Did you know that more babies are born in August than any other month of the year? It's true! Pairing the sunny month of August with World Breastfeeding Week, we thought this was a great time to highlight some amazing moms from our community who humbly opened up to share their journey to motherhood as well as the complicated experiences associated with the postpartum phase. We hope that you enjoy and laugh, cry, and experience all the emotions with each mama we highlight this month. Don't forget to keep scrolling and enter to win our postpartum giveaway below!
Postpartum Series 3: The First Five Days of Motherhood
When you’re pregnant for the first time, people have a lot of advice, opinions, and stories to tell. They instruct you how to do it “right.” They tell you to pass on the epidural and be sure to breastfeed. They tell you it will be love at first sight and how magical those first moments are going to be when they plop your new little bundle on your chest.
But what if those moments aren’t magical? What if things don’t go as you planned? What if your choices differ from the “right” choices?
I can tell you that my first five days of being a mom did not feel magical. In fact, those first five days threw me into the deep end of a pool filled with mom-guilt and began my spiral into postpartum depression. Let me tell you why.
I did take the epidural. Enter guilt and shame.
While there were many reasons I chose this path, one of the crown jewels was that my baby was 10lbs, 4oz. Let’s just say the moment didn’t feel as beautiful as my friends with 6 pound babies described it. 😳 And as for those first moments when they put my little big guy on my chest? I was trying to savor them, but honestly, my body was distracted by what it had just experienced and I didn’t get to enjoy the ‘love at first sight’ moment until a few hours later.
I didn’t breastfeed. Layer on guilt and shame.
This one is extra fun because it wasn’t as simple as choosing not to. (Although, I stand by the fact that it would have been more than ok even if it is simply a choice.) But in my situation, my body was literally incapable of the task. See, just over a year prior to the birth of my first son, I had a breast reduction. One of the potential side effects was that I may not be able to breastfeed–and that turned out to be exactly the case.
But you guys… I tried and I tried and I beat myself up for five days. I had lactation consultants constantly in and out of my room, insisting that it was going to work if I just kept trying. Even worse, when I would explain to them that a previous doctor had told me this might be the case, they would completely dismiss the conversation and again tell me to just keep trying.

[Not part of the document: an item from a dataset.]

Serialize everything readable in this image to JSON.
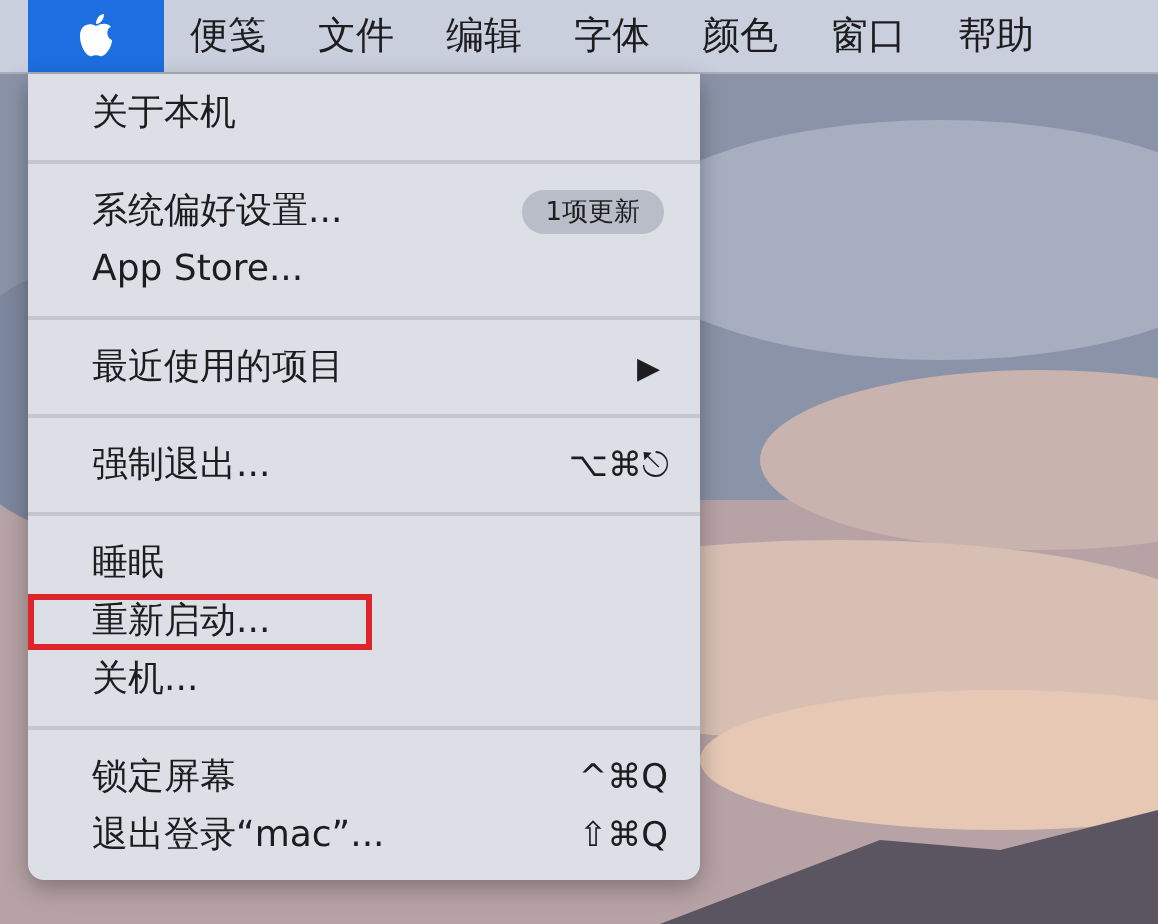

For five days my baby cried. For five days I cried. For five days he was not getting enough food. For five days they didn’t want him to experience nipple confusion, so they had me feeding him formula out of a tiny little cup that I was supposed to pour into his mouth. (Good luck getting a newborn to participate well on that one.) For five days I felt like an absolute failure. I felt like someone who wasn’t strong enough to go med-free during the delivery and someone who was too defective to feed her child the natural way.
But on day five, in the middle of the night, during yet another cry fest (by both parties), my husband put a stop to the madness in a single moment that I’ll never forget. He looked at me so simply and said, “I’m going to go down to the kitchen and I’m going to make a bottle. And we are going to feed our baby. And this is going to stop.”
And I cried. This time not out of guilt and frustration, but out of pure relief. My husband saw me and gave me the permission slip I shouldn’t have needed to care for my son in the way that he needed.
And then we slept. Because for the first time in his life, my little guy had a full belly and was able to rest.
While I shouldn’t have to explain and defend my decisions, the reality is that moms feel like they have to. Perhaps if we continue shedding some light on the complexity that can exist behind a mom’s choices, we can all be reminded that you don’t often know the whole story. And that as long as a mother is able to show up for her baby with love, she’s doing it right.
Amy Husted is a boy mom of two and an entrepreneur whose expertise lies in bringing family technology products to market. In her free time, she enjoys trips to the beach, hosting events, and inspiring women to chase their dreams.
We have partnered with the mom-founded, daughter-run brand, Motherlove, which supports moms from bump to birth, breastfeeding, and baby. Motherlove uses the power of plants and herbs to create a more supported journey for expecting and new moms. Founded by an herbalist mother over three decades ago, our products have always been rooted in connecting motherhood to the wisdom and time-trusted herbs of Mother Earth.
Better breathing means better sleep
The Nozebot is a battery-powered suction device designed to clear nasal congestion in babies and children.